An astable circuit is one that oscillates continuously between two states, it cannot settle into just one state. If the output is Logic 1 it will become Logic 0, if the output is Logic 0 it will become Logic 1.

The period of oscillation is determined by the timing components used. The output is high for some period of time (called the mark) and low for some period of time (called the space) - the mark-space ratio is determined by the choice of timing components and the design of the circuit.

For a square wave, a mark-space ratio of 1:1 is required

The period (T) of oscillation is the time for one complete cycle - this is related to the frequency.

mark space ratio

Frequency = 1 ÷ Time Period

f = 1 ÷ T

555 Astable Circuit

555 astableThis circuit uses the 555 chip as an astable oscillator. This is an important circuit that you should learn.

555 Astable Time Period

The time period depends in Ra, Rb and C. The output only oscillates when pin 4 is held high. If pin 4 is low (connected to 0V) then the output is simply 0V.

The time period of the 555 astable is given by the equation

T = 0.7 (Ra + 2Rb) C

555 Astable Mark - Space Ratio

SPACE: In operation the output Q is low whilst the capacitor discharges - as this happens pin 7 is held low by the internal circuitry of the 555 IC and so the capacitor discharges through Rb only. The time for this discharge is Tspace = 0.7 Rb C (the voltage across the capacitor halves).

MARK: When the capacitor is sufficiently discharged the output goes high and pin 7 is allowed to float.
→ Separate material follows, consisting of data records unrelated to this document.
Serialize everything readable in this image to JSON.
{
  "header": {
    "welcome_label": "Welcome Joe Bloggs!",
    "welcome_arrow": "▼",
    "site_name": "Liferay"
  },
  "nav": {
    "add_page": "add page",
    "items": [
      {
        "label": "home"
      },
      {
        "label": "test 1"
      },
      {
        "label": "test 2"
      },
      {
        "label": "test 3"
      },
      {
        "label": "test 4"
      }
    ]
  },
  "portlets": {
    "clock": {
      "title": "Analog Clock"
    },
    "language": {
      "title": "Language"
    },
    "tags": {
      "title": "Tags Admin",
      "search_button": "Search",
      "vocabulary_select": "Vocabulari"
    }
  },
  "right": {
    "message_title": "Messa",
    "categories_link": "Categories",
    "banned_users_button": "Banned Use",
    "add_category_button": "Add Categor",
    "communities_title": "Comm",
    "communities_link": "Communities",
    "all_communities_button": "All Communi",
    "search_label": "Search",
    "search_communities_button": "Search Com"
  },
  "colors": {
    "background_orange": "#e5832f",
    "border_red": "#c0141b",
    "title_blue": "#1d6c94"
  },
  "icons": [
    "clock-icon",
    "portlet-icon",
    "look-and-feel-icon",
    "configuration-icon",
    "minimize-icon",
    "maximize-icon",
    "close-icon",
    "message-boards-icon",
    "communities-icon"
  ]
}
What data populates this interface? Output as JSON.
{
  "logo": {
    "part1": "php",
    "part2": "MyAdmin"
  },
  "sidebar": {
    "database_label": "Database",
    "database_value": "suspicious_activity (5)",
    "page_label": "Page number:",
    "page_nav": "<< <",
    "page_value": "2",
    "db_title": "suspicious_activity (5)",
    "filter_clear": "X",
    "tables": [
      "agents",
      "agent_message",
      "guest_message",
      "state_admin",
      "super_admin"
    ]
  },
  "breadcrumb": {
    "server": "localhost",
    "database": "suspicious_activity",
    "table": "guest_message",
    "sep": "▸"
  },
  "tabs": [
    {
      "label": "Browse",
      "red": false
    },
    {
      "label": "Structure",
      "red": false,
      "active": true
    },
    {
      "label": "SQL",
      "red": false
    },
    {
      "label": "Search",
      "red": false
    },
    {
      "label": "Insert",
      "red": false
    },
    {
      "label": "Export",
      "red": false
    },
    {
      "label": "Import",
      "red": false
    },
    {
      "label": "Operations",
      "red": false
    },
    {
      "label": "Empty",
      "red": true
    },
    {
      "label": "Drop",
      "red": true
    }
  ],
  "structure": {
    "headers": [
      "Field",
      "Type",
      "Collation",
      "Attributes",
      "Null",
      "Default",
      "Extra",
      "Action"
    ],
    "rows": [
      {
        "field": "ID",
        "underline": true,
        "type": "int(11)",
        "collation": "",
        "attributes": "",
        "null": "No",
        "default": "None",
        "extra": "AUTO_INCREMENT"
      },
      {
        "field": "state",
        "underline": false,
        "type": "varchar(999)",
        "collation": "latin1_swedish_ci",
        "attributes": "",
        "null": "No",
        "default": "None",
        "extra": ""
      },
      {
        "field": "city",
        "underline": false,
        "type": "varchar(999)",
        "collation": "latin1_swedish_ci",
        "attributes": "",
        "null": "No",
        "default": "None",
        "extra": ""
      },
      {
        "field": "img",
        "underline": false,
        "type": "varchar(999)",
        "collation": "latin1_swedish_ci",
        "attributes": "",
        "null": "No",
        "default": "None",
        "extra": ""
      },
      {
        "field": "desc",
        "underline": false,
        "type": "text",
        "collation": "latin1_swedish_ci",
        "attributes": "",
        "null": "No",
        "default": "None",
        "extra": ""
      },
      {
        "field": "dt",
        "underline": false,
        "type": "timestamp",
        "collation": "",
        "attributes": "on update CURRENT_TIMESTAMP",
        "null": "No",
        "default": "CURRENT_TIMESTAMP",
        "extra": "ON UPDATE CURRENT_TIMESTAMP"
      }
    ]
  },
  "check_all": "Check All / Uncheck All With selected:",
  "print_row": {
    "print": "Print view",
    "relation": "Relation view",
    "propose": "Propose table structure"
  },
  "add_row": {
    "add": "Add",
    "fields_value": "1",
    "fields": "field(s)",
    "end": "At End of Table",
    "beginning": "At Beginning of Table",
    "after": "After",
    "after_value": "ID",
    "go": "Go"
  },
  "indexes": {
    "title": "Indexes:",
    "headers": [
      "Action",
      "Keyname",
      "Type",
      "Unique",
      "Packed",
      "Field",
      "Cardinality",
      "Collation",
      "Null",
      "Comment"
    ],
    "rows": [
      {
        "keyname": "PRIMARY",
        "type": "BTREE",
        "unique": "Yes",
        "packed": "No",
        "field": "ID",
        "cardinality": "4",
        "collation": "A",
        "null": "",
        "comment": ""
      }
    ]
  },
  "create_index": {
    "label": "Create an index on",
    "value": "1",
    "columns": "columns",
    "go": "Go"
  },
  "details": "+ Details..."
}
The capacitor now charges through Ra and Rb and so the time to charge is Tmark = 0.7 ( Ra + Rb ) C.

Therefore the space is always shorter than the mark. The mark-space ratio obviously cannot be 1:1. The total time period is given by adding the charging and discharging times together:

Tperiod = Tmark + Tspace
T = 0.7 (Ra + 2Rb) C

555 Astable Considerations

The 555 astable is quick and easy to build. However, the following points should be noted:

555 Astable - How to calculate timing component values

There are three components that determine the time period. The best way to approach the problem of what components to use is to (a) always use Ra as 1k unless there is a good reason not to do so, (b) make an informed intelligent guess for the value of C and then (c) calculate the value of Rb.

The value of Rb must the greater than 1kΩ and less than 1MΩ.

As an example, this is how to calculate the values required for a 555 based astable with a frequency of 100Hz.

  1. f=100Hz requires T=0.01s
  2. No requirement for mark-space ratio is required and so we are free to choose.
  3. Start with Ra=1k (just a free choice but always a sensible option)
  4. It is easier to choose the capacitor value as we have a wider choice of resistors.
  5. Choose C=10µF (just a guess)
  6. Calculate Rb=115 ohms. This is too small, go back and guess a better capacitor
  7. Choose C=10nF (an informed guess)
  8. Calculate Rb=714k. This is better but not convenient.
  9. Choose C=22nF (a better guess)
  10. Calculate Rb=324k, use 330k - good enough!

NOR Gate Astable

There are many different ways to make an astable circuit using transistors or logic gates. One example is an astable made from NOR gates as shown below. The astable has a resistor and capacitor to determine the time period and an enable to allow the astable to be controlled. This astable produces a clean square wave (mark-space ration = 1:1). The calculation of the time period depends on the types of logic gates used as different families of logic gate have different threshold voltages.

NOR astableFor CMOS gates, the time period T is given by

T = 1.6 R C

The equation for the time period is just an approximation. It is best to make R variable so that the required time period can be achieved!

In operation, Q will be permanently high when the Enable is held high. When Enable falls low, the astable will oscillate.